The state teachers union, with support from its city counterpart, called for Gov. Andrew Cuomo’s resignation Tuesday after an investigation found that he sexually harassed multiple women, violating state and federal laws.
The report from state Attorney General Letitia James, conducted by independent investigators, found that the governor engaged in unwanted groping, kissing, and hugging, and making inappropriate comments to 11 women, most of whom are current and former state employees. James’ office launched the monthslong investigation after several women publicly accused the governor of harassment.
The 165-page report quickly drew calls for Cuomo to resign from elected officials — including President Joe Biden and State Assembly Speaker Carl Heastie — education advocacy groups, and the state teachers union. In a statement, Heastie said he would seek to complete the Assembly’s own impeachment investigation into the governor “as quickly as possible.”
“The attorney general has detailed conduct that is repugnant and indefensible in any workplace and especially in the state’s highest elected office,” Andy Pallotta, the president of the state teachers union, said in a statement. “Equally troubling was the governor’s response to the report. Sadly, both show he is unfit to serve in office.”

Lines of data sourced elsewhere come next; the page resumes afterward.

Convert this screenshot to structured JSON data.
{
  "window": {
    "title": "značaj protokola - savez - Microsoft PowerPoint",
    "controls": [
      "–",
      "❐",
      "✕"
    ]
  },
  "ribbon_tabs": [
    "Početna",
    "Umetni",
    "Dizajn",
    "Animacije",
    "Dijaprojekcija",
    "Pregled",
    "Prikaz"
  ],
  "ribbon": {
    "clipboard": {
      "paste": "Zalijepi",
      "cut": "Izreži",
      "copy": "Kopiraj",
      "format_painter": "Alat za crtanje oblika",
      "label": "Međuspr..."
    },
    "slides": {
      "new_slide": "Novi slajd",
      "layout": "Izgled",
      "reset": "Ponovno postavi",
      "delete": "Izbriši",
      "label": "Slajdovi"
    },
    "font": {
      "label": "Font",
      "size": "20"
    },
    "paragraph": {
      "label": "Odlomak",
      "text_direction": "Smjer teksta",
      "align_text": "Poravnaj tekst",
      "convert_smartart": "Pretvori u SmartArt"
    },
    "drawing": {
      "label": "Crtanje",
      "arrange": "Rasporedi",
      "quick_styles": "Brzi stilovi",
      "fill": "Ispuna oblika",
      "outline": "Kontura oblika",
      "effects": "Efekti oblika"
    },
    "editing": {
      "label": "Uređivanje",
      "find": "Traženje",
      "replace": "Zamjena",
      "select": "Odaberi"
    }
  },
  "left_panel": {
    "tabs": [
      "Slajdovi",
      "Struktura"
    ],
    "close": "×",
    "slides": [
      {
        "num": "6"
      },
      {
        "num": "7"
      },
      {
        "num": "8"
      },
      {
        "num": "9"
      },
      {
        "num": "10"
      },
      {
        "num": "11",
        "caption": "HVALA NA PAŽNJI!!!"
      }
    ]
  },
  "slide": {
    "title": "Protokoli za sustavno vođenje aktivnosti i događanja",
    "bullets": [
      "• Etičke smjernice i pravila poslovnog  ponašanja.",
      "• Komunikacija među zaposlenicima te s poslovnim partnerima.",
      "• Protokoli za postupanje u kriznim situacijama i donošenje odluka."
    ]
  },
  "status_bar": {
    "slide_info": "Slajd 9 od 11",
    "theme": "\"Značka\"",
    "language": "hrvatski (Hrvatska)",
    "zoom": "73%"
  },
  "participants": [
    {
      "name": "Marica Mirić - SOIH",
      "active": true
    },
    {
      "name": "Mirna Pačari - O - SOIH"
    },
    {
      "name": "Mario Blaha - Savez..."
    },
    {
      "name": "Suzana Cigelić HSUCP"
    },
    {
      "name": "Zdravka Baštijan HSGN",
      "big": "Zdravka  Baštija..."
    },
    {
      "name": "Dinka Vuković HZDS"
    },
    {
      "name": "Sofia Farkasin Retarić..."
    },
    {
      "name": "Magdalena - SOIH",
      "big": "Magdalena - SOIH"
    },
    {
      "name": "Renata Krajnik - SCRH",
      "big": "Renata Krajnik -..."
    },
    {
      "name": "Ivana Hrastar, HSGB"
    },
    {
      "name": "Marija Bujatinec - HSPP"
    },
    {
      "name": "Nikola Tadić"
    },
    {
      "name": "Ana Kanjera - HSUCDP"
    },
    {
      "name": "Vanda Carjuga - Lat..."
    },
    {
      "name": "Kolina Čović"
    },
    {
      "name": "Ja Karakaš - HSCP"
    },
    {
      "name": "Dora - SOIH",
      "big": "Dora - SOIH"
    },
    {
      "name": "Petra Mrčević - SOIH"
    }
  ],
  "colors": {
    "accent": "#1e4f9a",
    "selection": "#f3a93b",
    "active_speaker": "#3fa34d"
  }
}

In a recorded response to the investigation, Cuomo said he has never inappropriately touched anyone and apologized to a former aide who had accused him of making unwanted sexual comments, insisting that she misinterpreted his remarks. He also displayed a montage of pictures of himself embracing and kissing various men to prove that he behaves that way with many people.
The city teachers union, the United Federation of Teachers, did not issue a statement, but spokesperson Alison Gendar noted that they are affiliated with the state union, and they support Pallotta’s statement. When allegations of sexual harassment first became public, Pallotta had called them “serious” and in need of an investigation, as did the city teachers union.

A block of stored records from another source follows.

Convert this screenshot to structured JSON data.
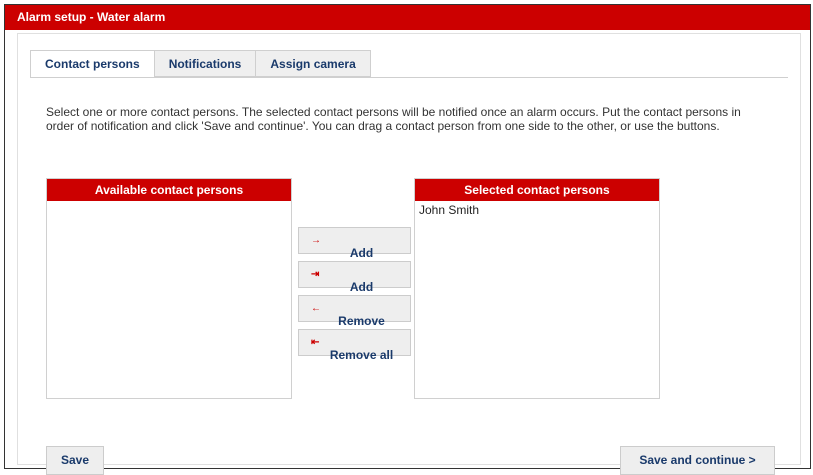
{
  "window": {
    "title": "Alarm setup - Water alarm"
  },
  "tabs": [
    {
      "label": "Contact persons",
      "active": true
    },
    {
      "label": "Notifications",
      "active": false
    },
    {
      "label": "Assign camera",
      "active": false
    }
  ],
  "intro_text": "Select one or more contact persons. The selected contact persons will be notified once an alarm occurs. Put the contact persons in order of notification and click 'Save and continue'. You can drag a contact person from one side to the other, or use the buttons.",
  "available": {
    "header": "Available contact persons",
    "items": []
  },
  "selected": {
    "header": "Selected contact persons",
    "items": [
      "John Smith"
    ]
  },
  "buttons": {
    "add_one": {
      "label": "Add",
      "icon": "arrow-right-icon"
    },
    "add_all": {
      "label": "Add",
      "icon": "arrow-right-bar-icon"
    },
    "remove_one": {
      "label": "Remove",
      "icon": "arrow-left-icon"
    },
    "remove_all": {
      "label": "Remove all",
      "icon": "arrow-left-bar-icon"
    }
  },
  "footer": {
    "save": "Save",
    "save_continue": "Save and continue >"
  },
  "colors": {
    "accent": "#cc0000",
    "link": "#1a3a6b"
  }
}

Both the city and state teachers unions have had major previous disagreements with the governor during his tenure, including over teacher evaluations and Cuomo’s support for charter schools. But his relationship with UFT President Michael Mulgrew has improved over time, and more recently, Mulgrew found support from Cuomo during some of his most contentious fights with Mayor Bill de Blasio — a political foe of the governor’s — over school reopening details last year. Cuomo has largely left complicated school reopening decisions up to localities, including New York City, though he attempted to override some of de Blasio’s decisions about school closures or cast doubt on his decisions.
Some education advocacy groups already highly critical of Cuomo have also called for him to step down, including Alliance for Quality Education, or AQE, which focuses on bolstering school funding.
“We are an organization of nine women, and we are all too familiar with the toxic culture of the New York State Capitol,” Zakiyah Ansari, advocacy director for AQE, said in a statement. “That environment is the same one that nurtured Andrew Cuomo into a ruthless politician, and it will still be there tomorrow when he is gone. We need accountability in Albany, and that starts with the Governor.”